I recently had the opportunity of a lifetime to travel to Japan, a country I have been in love with for decades. As expected, it is an amazing place full of beautiful sights, delicious food, and interesting people. We visited nine cities, some major and minor, and really got to experience the varied lifestyles and cultures in Japan. While there, I did what any good librarian should do–bought
tons of books! I also made sure to ask booksellers and other librarians alike who they thought Japan’s most popular author was. The answer was universal: Haruki Murakami.
You may have heard of Murakami because his books are published around the world in numerous languages and because of the myriad awards he has won, including the World Fantasy Award and Franz Kafka Prize. Or possibly you might have known that in 2015, Murakami was named one of TIME magazine’s 100 most influential people. Murakami might not be as prolific an author as some but all of his works have been well received, and you can find them at your local library.
Let’s take a look at just a couple of them, starting with my personal favorite, “1Q84.” “A young woman named Aomame follows a taxi driver’s enigmatic suggestion and begins to notice puzzling discrepancies in the world around her. She has entered, she realizes, a parallel existence, which she calls 1Q84 —’Q is for question mark. A world that bears a question.’ Meanwhile, an aspiring writer named Tengo takes on a suspect ghostwriting project. He becomes so wrapped up with the work and its unusual author that, soon, his previously placid life begins to come unraveled. A love story, a mystery, a fantasy, a novel of self-discovery, a dystopia to rival George Orwell’s — 1Q84 is Haruki Murakami’s most ambitious undertaking yet: an instant best seller in his native Japan, and a tremendous feat of imagination from one of our most revered contemporary writers.”
At the Center of “After Dark” are “two sisters—Eri, a fashion model slumbering her way into oblivion, and Mari, a young student soon led from solitary reading at an anonymous Denny’s toward people whose lives are radically alien to her own: a jazz trombonist who claims they’ve met before, a burly female ‘love hotel’ manager and her maid staff, and a Chinese prostitute savagely brutalized by a businessman. These ‘night people’ are haunted by secrets and needs that draw them together more powerfully than the differing circumstances that might keep them apart, and it soon becomes clear that Eri’s slumber—mysteriously tied to the businessman plagued by the mark of his crime—will either restore or annihilate her.”

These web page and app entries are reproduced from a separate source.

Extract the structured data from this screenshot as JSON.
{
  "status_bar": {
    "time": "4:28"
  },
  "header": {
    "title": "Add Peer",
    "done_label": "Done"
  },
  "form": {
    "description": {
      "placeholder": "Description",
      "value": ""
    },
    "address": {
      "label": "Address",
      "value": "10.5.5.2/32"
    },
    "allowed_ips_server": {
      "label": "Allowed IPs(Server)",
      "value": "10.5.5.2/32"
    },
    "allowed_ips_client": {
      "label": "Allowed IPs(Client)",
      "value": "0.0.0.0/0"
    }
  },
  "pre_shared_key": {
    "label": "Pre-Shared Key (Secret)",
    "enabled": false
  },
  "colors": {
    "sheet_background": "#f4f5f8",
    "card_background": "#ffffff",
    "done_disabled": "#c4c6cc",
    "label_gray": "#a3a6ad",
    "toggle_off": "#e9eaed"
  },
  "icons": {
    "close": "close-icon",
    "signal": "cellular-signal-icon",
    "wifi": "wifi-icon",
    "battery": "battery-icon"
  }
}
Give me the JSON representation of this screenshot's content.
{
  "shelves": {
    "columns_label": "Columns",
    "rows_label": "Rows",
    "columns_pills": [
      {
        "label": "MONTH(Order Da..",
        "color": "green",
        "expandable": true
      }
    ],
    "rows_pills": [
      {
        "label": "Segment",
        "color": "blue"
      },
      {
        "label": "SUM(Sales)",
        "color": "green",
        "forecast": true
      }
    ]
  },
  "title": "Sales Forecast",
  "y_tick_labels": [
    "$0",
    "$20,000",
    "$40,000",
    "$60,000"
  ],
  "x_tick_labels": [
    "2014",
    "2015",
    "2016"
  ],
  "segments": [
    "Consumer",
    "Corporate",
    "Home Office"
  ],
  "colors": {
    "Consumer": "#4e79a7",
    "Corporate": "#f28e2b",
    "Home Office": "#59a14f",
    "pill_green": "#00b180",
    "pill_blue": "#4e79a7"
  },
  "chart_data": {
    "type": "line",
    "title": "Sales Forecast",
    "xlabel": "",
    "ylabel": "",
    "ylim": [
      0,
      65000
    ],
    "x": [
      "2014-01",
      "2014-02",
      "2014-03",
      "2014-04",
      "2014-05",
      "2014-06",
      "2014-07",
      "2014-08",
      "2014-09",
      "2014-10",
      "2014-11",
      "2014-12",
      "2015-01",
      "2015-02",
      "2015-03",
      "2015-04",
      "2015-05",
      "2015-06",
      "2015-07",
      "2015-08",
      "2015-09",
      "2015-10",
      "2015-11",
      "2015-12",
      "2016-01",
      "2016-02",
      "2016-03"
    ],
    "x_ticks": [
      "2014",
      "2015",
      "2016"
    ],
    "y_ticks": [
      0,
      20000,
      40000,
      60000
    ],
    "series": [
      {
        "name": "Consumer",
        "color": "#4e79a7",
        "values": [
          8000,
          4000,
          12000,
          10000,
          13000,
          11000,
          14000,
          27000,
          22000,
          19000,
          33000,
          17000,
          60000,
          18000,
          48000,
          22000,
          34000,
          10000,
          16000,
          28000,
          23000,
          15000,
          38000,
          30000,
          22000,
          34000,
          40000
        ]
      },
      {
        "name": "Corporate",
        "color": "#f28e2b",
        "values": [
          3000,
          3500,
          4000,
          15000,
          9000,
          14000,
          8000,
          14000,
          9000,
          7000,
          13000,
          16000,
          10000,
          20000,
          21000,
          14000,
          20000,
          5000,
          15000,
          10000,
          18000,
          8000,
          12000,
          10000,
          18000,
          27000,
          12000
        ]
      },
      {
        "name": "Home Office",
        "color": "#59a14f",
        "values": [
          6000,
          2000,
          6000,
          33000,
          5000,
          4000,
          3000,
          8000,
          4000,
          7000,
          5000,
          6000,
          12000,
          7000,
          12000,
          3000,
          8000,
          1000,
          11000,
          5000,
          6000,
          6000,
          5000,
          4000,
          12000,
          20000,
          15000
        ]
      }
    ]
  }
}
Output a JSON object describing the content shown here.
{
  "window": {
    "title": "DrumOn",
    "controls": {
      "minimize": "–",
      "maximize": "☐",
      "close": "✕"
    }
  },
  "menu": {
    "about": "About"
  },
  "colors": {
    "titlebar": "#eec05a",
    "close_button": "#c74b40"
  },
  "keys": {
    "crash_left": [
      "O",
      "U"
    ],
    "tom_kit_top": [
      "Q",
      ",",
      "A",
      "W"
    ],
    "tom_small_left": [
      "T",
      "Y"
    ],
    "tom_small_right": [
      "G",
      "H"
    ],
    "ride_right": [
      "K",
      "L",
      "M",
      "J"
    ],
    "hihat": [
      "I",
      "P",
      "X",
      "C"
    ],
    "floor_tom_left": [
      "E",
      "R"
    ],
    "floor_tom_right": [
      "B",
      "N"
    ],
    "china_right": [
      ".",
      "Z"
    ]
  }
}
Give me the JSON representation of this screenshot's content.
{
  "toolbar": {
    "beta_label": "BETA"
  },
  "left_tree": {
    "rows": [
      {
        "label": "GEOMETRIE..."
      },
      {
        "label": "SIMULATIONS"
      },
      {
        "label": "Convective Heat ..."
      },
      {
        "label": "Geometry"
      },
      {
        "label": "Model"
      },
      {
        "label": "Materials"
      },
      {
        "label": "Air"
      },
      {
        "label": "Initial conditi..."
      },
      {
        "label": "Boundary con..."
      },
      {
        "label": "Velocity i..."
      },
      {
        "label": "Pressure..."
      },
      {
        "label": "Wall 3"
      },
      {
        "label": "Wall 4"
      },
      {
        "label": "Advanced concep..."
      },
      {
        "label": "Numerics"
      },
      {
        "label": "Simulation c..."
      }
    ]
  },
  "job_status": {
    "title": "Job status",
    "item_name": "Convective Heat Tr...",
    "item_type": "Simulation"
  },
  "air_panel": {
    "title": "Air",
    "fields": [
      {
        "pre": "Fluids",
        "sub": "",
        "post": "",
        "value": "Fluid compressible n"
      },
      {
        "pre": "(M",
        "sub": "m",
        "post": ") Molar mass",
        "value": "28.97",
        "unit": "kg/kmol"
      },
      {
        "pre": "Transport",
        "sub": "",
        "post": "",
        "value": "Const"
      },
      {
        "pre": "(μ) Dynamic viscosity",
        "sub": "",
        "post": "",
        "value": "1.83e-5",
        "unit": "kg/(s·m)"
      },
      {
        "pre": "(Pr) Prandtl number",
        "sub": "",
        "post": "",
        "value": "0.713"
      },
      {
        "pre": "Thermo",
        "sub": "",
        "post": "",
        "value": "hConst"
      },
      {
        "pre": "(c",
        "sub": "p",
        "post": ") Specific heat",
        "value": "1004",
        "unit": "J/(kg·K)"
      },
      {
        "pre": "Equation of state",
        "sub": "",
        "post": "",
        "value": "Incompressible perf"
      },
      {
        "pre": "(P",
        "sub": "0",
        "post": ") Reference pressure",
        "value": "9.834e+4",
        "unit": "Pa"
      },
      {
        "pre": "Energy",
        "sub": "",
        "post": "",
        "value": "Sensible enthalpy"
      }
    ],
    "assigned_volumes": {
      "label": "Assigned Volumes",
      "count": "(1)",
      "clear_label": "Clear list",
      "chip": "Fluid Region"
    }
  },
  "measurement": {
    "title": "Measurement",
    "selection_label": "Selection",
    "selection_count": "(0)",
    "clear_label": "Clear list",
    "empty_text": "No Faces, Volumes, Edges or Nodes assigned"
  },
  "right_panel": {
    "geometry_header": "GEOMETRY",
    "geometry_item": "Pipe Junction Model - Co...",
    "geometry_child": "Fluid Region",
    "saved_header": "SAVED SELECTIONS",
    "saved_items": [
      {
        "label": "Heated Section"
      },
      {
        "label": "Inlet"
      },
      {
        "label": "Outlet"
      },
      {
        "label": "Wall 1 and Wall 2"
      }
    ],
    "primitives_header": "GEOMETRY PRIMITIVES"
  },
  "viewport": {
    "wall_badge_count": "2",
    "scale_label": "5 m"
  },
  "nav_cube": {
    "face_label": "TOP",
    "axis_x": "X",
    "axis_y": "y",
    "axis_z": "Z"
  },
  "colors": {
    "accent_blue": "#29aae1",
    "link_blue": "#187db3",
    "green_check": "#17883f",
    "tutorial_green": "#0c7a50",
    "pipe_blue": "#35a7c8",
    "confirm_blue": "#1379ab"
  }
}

Murakami’s much-anticipated new novel, titled “Killing Commendatore” “is an epic tour de force of love and loneliness, war and art – as well as a loving homage to The Great Gatsby -and a stunning work of imagination from one of our greatest writers.” It is set to be released in October. We hope you’ll visit your local library for a copy of this and Murakami’s other works.